### EXERCISE
Pictures excluded, copy all of the data below exactly.

Top of DATA IN THIS EXERCISE

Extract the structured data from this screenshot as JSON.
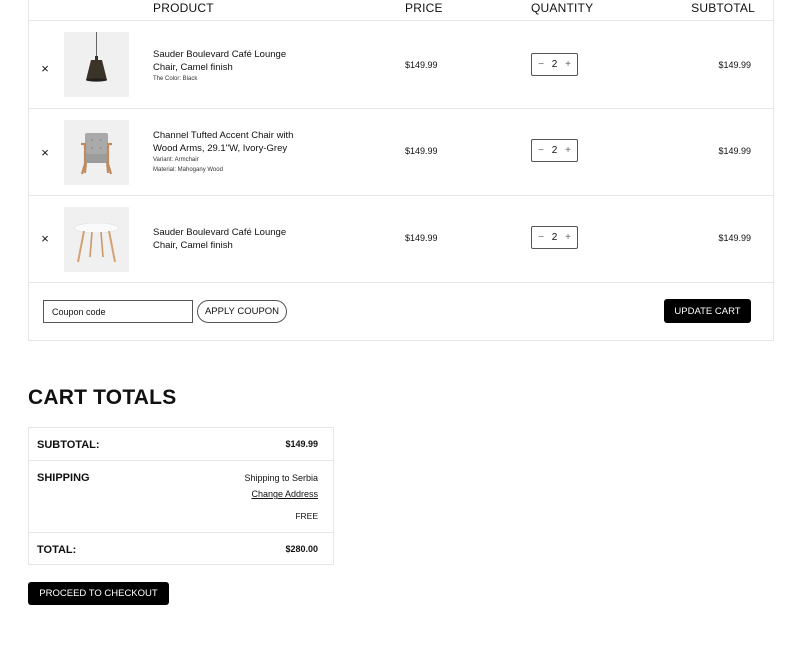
{
  "table": {
    "headers": {
      "product": "PRODUCT",
      "price": "PRICE",
      "quantity": "QUANTITY",
      "subtotal": "SUBTOTAL"
    },
    "items": [
      {
        "remove_icon": "×",
        "name": "Sauder Boulevard Café Lounge Chair, Camel finish",
        "meta": [
          "The Color: Black"
        ],
        "price": "$149.99",
        "quantity": "2",
        "subtotal": "$149.99",
        "image_icon": "pendant-lamp-image"
      },
      {
        "remove_icon": "×",
        "name": "Channel Tufted Accent Chair with Wood Arms, 29.1\"W, Ivory-Grey",
        "meta": [
          "Variant: Armchair",
          "Material: Mahogany Wood"
        ],
        "price": "$149.99",
        "quantity": "2",
        "subtotal": "$149.99",
        "image_icon": "armchair-image"
      },
      {
        "remove_icon": "×",
        "name": "Sauder Boulevard Café Lounge Chair, Camel finish",
        "meta": [],
        "price": "$149.99",
        "quantity": "2",
        "subtotal": "$149.99",
        "image_icon": "round-table-image"
      }
    ],
    "qty_minus": "−",
    "qty_plus": "+"
  },
  "coupon": {
    "placeholder": "Coupon code",
    "apply_label": "APPLY COUPON"
  },
  "update_label": "UPDATE CART",
  "totals": {
    "title": "CART TOTALS",
    "subtotal_label": "SUBTOTAL:",
    "subtotal_value": "$149.99",
    "shipping_label": "SHIPPING",
    "shipping_to": "Shipping to Serbia",
    "change_address": "Change Address",
    "shipping_cost": "FREE",
    "total_label": "TOTAL:",
    "total_value": "$280.00"
  },
  "checkout_label": "PROCEED TO CHECKOUT",
  "colors": {
    "button_bg": "#000000",
    "border": "#e6e6e6",
    "thumb_bg": "#f0f0f0"
  }
}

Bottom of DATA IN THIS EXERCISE

### TASK RESPONSE
Extract the structured data from this screenshot as JSON.
{
  "table": {
    "headers": {
      "product": "PRODUCT",
      "price": "PRICE",
      "quantity": "QUANTITY",
      "subtotal": "SUBTOTAL"
    },
    "items": [
      {
        "remove_icon": "×",
        "name": "Sauder Boulevard Café Lounge Chair, Camel finish",
        "meta": [
          "The Color: Black"
        ],
        "price": "$149.99",
        "quantity": "2",
        "subtotal": "$149.99",
        "image_icon": "pendant-lamp-image"
      },
      {
        "remove_icon": "×",
        "name": "Channel Tufted Accent Chair with Wood Arms, 29.1\"W, Ivory-Grey",
        "meta": [
          "Variant: Armchair",
          "Material: Mahogany Wood"
        ],
        "price": "$149.99",
        "quantity": "2",
        "subtotal": "$149.99",
        "image_icon": "armchair-image"
      },
      {
        "remove_icon": "×",
        "name": "Sauder Boulevard Café Lounge Chair, Camel finish",
        "meta": [],
        "price": "$149.99",
        "quantity": "2",
        "subtotal": "$149.99",
        "image_icon": "round-table-image"
      }
    ],
    "qty_minus": "−",
    "qty_plus": "+"
  },
  "coupon": {
    "placeholder": "Coupon code",
    "apply_label": "APPLY COUPON"
  },
  "update_label": "UPDATE CART",
  "totals": {
    "title": "CART TOTALS",
    "subtotal_label": "SUBTOTAL:",
    "subtotal_value": "$149.99",
    "shipping_label": "SHIPPING",
    "shipping_to": "Shipping to Serbia",
    "change_address": "Change Address",
    "shipping_cost": "FREE",
    "total_label": "TOTAL:",
    "total_value": "$280.00"
  },
  "checkout_label": "PROCEED TO CHECKOUT",
  "colors": {
    "button_bg": "#000000",
    "border": "#e6e6e6",
    "thumb_bg": "#f0f0f0"
  }
}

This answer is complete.